Promise, The: Interview with Director Terry George

Terry George’s The Promise is set in 1914, when the Great War looms, and the Ottoman Empire is crumbling.

The films I have loved and admired most were those that took audiences inside momentous human events, films that immersed us in history in a visceral and unique way.

The greatest non-fiction films such as Schindler’s List, The Killing Fields, Reds, The Battle of Algiers, and historical dramas such as A Man for All Seasons, Doctor Zhivago and Apocalypse Now.

Within the course of a few hours I experienced anger, fear, empathy, real sorrow and sometimes real joy. No other cinema genre could move me in that way.  I left the theater overwhelmed. I had been guided through historic moments by characters I would not forget.

As a filmmaker, my challenge is to find stories and characters that allow me to take cinemagoers inside an event about which they had little or no knowledge, and show them that the human spirit can survive and triumph in the most adverse of circumstances.

This was the motivation for me and my writing partner, director Jim Sheridan, with In the Name of the Father and The Boxer, and my challenge as a director with Some Mother’s Son and Hotel Rwanda.

Three years ago I was lucky enough to be offered a script by Robin Swicord. The Promise is a love story set during the days of the Armenian Genocide, one of the greatest and least known catastrophes of the 20th century.

This attempt to eradicate an entire nation has almost disappeared from the history books because of collective denial and political expediency. It is a story that I believe demands to be told in cinematic form. But how do you get audiences to experience such a horrific and foreign event?

I looked to the great cinematic masters for inspiration. David Lean. who took us into the Russian Revolution in Dr. Zhivago and into the Irish War of Independence in Ryan’s Daughter. Warren Beatty, who allowed us to experience the Russian Revolution through the eyes of John Reid in Reds. They both used romance to lure audiences into seats. They told great love stories that were inextricably woven into the story of these momentous events.

As we fell in love with their characters, we also learned of the hardships, the joy and the pain they experienced as part of history. Co-writing and directing The Promise presented me with a truly unique opportunity. I have been able to work with amazingly talented people, Christian Bale, Oscar Isaac and Charlotte Le Bon, and many other great actors to tell a love story that I hope will not only captivate and move audiences, but will also take audiences inside the calamity that befell the Armenian people in 1915 and to allow them witness real historical events, experience joy, feel fear, witness courage, sorrow and redemption.

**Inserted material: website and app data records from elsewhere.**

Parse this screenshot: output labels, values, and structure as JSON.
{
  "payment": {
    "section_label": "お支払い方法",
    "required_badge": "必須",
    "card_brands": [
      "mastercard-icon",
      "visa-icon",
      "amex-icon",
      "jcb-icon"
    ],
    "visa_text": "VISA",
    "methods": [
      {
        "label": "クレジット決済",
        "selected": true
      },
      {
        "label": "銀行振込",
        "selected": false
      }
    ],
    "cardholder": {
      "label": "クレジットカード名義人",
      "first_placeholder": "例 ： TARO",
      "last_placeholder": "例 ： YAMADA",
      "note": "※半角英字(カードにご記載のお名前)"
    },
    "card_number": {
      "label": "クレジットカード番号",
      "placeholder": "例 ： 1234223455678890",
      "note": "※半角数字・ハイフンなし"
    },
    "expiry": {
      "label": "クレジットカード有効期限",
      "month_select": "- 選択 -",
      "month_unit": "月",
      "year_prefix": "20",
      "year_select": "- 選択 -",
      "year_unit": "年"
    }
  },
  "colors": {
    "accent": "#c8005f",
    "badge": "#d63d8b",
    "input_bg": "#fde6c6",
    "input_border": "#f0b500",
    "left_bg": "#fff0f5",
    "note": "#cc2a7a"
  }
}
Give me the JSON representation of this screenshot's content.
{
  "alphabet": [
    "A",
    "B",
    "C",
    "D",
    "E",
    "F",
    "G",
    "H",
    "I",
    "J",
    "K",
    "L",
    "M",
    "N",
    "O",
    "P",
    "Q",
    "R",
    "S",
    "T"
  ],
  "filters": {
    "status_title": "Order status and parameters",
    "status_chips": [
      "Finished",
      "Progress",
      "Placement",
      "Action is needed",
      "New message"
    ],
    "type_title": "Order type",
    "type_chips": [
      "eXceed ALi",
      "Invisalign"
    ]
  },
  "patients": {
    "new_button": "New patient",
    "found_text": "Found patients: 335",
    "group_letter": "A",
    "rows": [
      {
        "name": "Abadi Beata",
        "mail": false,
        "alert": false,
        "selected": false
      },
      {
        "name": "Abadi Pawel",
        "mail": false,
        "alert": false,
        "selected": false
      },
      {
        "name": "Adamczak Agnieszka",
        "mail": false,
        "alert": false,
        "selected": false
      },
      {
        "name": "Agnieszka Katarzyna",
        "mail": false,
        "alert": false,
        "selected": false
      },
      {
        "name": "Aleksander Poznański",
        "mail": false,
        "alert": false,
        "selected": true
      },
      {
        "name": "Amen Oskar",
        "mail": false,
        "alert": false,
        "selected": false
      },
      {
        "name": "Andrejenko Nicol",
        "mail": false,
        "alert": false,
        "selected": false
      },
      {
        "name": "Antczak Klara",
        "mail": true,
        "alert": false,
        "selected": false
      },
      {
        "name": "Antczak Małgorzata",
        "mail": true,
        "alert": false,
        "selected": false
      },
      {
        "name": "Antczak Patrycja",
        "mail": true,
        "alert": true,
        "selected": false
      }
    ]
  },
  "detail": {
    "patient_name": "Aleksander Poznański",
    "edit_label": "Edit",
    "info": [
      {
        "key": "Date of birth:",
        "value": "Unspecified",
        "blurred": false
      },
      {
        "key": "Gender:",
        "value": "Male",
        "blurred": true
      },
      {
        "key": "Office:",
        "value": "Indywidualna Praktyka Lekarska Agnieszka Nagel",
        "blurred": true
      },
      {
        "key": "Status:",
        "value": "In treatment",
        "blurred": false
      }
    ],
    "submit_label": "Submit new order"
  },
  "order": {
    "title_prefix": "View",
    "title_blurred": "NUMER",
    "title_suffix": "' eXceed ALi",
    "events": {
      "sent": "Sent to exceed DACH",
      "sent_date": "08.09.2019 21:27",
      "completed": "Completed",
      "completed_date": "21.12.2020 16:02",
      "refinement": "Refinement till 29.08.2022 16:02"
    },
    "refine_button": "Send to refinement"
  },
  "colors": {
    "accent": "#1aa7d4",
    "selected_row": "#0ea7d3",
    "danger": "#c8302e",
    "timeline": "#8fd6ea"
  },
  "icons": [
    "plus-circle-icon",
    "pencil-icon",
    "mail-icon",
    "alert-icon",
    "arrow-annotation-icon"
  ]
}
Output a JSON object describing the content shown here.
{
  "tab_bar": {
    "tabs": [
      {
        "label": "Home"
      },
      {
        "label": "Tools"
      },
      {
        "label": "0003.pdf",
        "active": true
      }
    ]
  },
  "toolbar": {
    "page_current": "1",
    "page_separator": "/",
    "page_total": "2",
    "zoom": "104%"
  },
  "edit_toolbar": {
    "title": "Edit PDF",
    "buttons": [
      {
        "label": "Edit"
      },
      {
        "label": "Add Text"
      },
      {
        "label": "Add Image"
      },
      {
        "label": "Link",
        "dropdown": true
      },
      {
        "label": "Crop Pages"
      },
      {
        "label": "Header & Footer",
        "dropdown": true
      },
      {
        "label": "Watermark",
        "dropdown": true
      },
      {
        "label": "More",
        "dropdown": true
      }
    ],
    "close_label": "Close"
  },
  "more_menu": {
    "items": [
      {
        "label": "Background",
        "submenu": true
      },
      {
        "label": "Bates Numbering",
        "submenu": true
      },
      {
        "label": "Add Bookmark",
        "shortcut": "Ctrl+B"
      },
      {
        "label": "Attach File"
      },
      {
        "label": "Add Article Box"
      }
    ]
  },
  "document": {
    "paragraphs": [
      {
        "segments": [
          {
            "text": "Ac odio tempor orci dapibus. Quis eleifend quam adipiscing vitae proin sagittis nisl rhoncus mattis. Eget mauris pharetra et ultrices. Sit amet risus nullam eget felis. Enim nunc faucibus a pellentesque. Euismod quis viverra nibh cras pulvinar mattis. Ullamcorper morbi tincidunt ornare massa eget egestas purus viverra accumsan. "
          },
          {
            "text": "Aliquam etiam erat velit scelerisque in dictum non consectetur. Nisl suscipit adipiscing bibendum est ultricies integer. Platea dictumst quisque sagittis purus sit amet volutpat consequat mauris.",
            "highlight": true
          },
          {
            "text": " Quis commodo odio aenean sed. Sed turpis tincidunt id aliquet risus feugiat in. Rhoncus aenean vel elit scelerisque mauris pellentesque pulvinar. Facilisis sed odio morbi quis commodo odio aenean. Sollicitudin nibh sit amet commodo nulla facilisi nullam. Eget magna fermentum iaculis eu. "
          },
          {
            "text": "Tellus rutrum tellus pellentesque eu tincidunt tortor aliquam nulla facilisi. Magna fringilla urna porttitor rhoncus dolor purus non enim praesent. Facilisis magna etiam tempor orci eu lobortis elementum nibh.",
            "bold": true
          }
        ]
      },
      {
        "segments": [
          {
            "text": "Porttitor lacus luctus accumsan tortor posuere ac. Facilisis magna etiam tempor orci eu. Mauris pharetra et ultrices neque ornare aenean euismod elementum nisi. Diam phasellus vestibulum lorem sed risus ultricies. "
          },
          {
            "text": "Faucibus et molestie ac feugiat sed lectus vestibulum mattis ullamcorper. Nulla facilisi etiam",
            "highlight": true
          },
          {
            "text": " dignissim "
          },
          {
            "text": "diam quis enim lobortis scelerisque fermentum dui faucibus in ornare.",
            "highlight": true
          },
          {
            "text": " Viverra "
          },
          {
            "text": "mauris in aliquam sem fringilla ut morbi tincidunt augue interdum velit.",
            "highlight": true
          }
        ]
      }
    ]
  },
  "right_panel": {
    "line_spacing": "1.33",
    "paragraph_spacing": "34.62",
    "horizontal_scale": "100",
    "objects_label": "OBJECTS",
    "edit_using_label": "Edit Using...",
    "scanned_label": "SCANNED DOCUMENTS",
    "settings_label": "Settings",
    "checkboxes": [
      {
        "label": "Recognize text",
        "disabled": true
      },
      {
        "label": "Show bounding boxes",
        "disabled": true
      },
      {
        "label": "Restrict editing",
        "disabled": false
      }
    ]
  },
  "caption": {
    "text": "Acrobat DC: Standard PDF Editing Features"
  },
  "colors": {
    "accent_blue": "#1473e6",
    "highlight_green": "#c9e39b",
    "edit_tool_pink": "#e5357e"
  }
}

Most importantly, I hope that The Promise will educate audiences about an event that deserves to be recognized, remembered and honored around the world. What greater opportunity could a film maker ask for?